"If you were in an accident on Binford or your house was on fire, I think it would be unnerving to think that their response time was slowed down because they can't even get out of the driveway," Nikki O'Leary said.
O'Leary lives on the northeast side of Indianapolis near 56th Street and Binford Boulevard. Despite signs warning drivers to stop before Fire Station 8, it is a problem she sees often.
"They sit there and just blow the horn and then people that are parked in the driveway are trying to figure out where to go because the only place they can go is into the oncoming traffic lane," O'Leary said.
Drivers aren't the only ones concerned about this issue. Indianapolis Fire Department Battalion Chief Rita Reith said the house captain at Station 8 complained to the Mayor's Actions Center several times. That is why the Department of Public Works added striping on the road near the station, but drivers still aren't paying attention.
"It's always a concern for the firefighters when they could potentially get dispatched and the delay in moving the traffic away from the approach so that they can enter and exit takes away from precious seconds from the person calling 911 getting a response to their home or business," Reith said.
According to state law, drivers cannot stop within 20 feet of the driveway of a fire station. IFD said Station 8 is not the only fire station that sits on a busy road where traffic backs up, especially during rush hour.
IFD said they can typically get drivers to move quickly by activating their sirens, but they shouldn't have to in front of the station.
The Indianapolis Metropolitan Police Department said blocking a fire station driveway is enforceable, and the department will look into the problem in front of Station 8.
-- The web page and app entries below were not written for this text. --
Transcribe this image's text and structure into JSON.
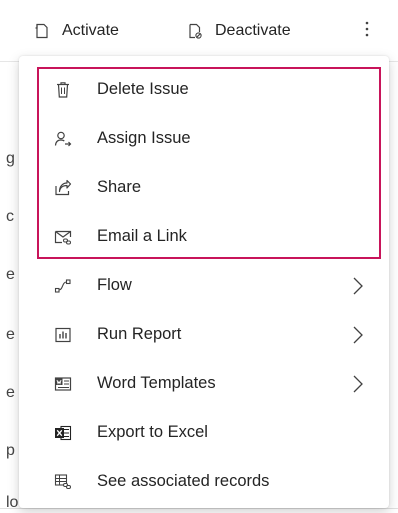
{
  "toolbar": {
    "activate_label": "Activate",
    "deactivate_label": "Deactivate"
  },
  "background_fragments": [
    "g",
    "c",
    "e",
    "e",
    "e",
    "p",
    "lo"
  ],
  "menu": {
    "items": [
      {
        "label": "Delete Issue",
        "icon": "trash-icon",
        "submenu": false
      },
      {
        "label": "Assign Issue",
        "icon": "assign-user-icon",
        "submenu": false
      },
      {
        "label": "Share",
        "icon": "share-icon",
        "submenu": false
      },
      {
        "label": "Email a Link",
        "icon": "email-link-icon",
        "submenu": false
      },
      {
        "label": "Flow",
        "icon": "flow-icon",
        "submenu": true
      },
      {
        "label": "Run Report",
        "icon": "report-icon",
        "submenu": true
      },
      {
        "label": "Word Templates",
        "icon": "word-template-icon",
        "submenu": true
      },
      {
        "label": "Export to Excel",
        "icon": "excel-icon",
        "submenu": false
      },
      {
        "label": "See associated records",
        "icon": "associated-records-icon",
        "submenu": false
      }
    ]
  },
  "colors": {
    "highlight_border": "#c8145a",
    "text": "#242424",
    "icon": "#424242",
    "excel_icon": "#222222"
  }
}
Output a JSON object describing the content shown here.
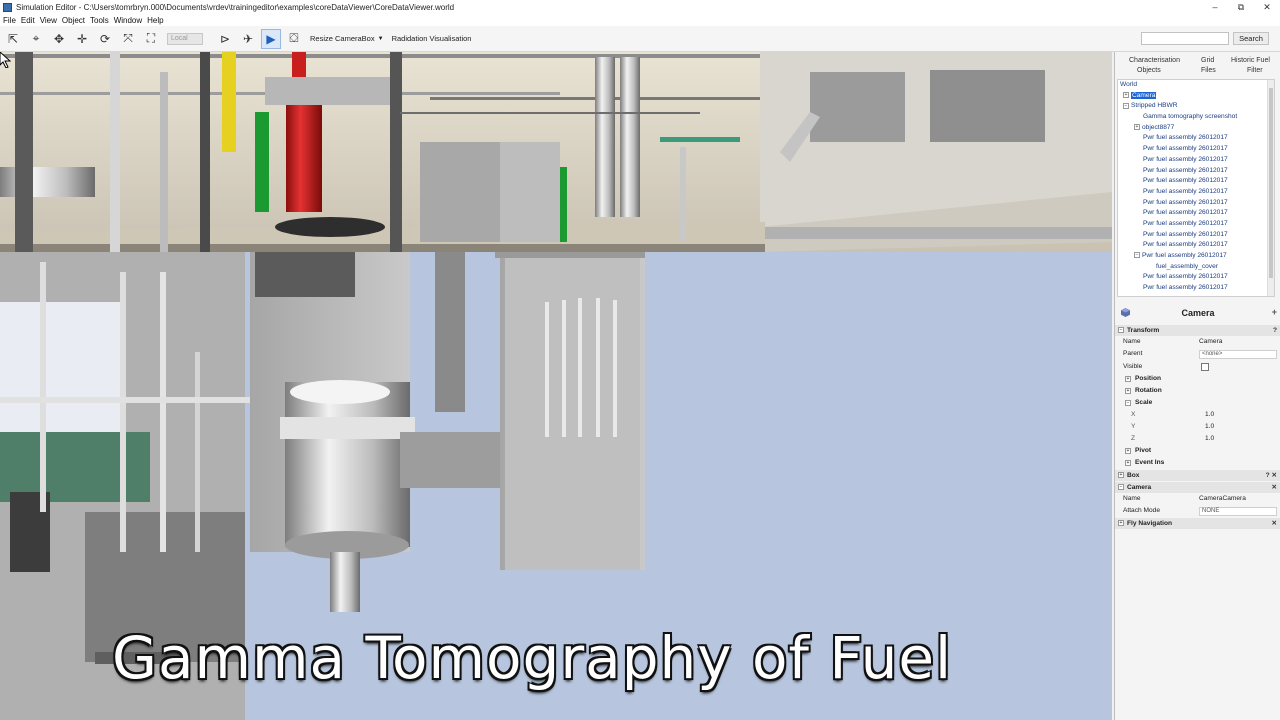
{
  "window": {
    "title": "Simulation Editor - C:\\Users\\tomrbryn.000\\Documents\\vrdev\\trainingeditor\\examples\\coreDataViewer\\CoreDataViewer.world",
    "controls": [
      "–",
      "⧉",
      "✕"
    ]
  },
  "menu": [
    "File",
    "Edit",
    "View",
    "Object",
    "Tools",
    "Window",
    "Help"
  ],
  "toolbar": {
    "local_label": "Local",
    "resize_camerabox": "Resize CameraBox",
    "radiation_label": "Radidation Visualisation",
    "search_button": "Search",
    "search_placeholder": ""
  },
  "viewport": {
    "caption": "Gamma Tomography of Fuel",
    "sky_color": "#b7c6de"
  },
  "tabs": {
    "characterisation": "Characterisation",
    "grid": "Grid",
    "historic_fuel": "Historic Fuel",
    "objects": "Objects",
    "files": "Files",
    "filter": "Filter"
  },
  "tree": {
    "root": "World",
    "camera": "Camera",
    "stripped": "Stripped HBWR",
    "screenshot": "Gamma tomography screenshot",
    "object": "object8877",
    "assemblies": [
      "Pwr fuel assembly 26012017",
      "Pwr fuel assembly 26012017",
      "Pwr fuel assembly 26012017",
      "Pwr fuel assembly 26012017",
      "Pwr fuel assembly 26012017",
      "Pwr fuel assembly 26012017",
      "Pwr fuel assembly 26012017",
      "Pwr fuel assembly 26012017",
      "Pwr fuel assembly 26012017",
      "Pwr fuel assembly 26012017",
      "Pwr fuel assembly 26012017",
      "Pwr fuel assembly 26012017"
    ],
    "cover": "fuel_assembly_cover",
    "after_cover": [
      "Pwr fuel assembly 26012017",
      "Pwr fuel assembly 26012017"
    ]
  },
  "properties": {
    "title": "Camera",
    "transform": "Transform",
    "name_label": "Name",
    "name_value": "Camera",
    "parent_label": "Parent",
    "parent_value": "<none>",
    "visible_label": "Visible",
    "position": "Position",
    "rotation": "Rotation",
    "scale": "Scale",
    "x_label": "X",
    "x_value": "1.0",
    "y_label": "Y",
    "y_value": "1.0",
    "z_label": "Z",
    "z_value": "1.0",
    "pivot": "Pivot",
    "event_ins": "Event Ins",
    "box": "Box",
    "box_icons": "? ✕",
    "camera_section": "Camera",
    "camera_close": "✕",
    "cam_name_label": "Name",
    "cam_name_value": "CameraCamera",
    "attach_label": "Attach Mode",
    "attach_value": "NONE",
    "fly_navigation": "Fly Navigation",
    "fly_close": "✕",
    "help_icon": "?",
    "add_icon": "+"
  }
}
"I think this affects a lot of people," O'Leary said. "There is a nursing home east of here and there are a lot of residence around here that depend on them. A lot of elderly people in the area to depend on them being able to get out."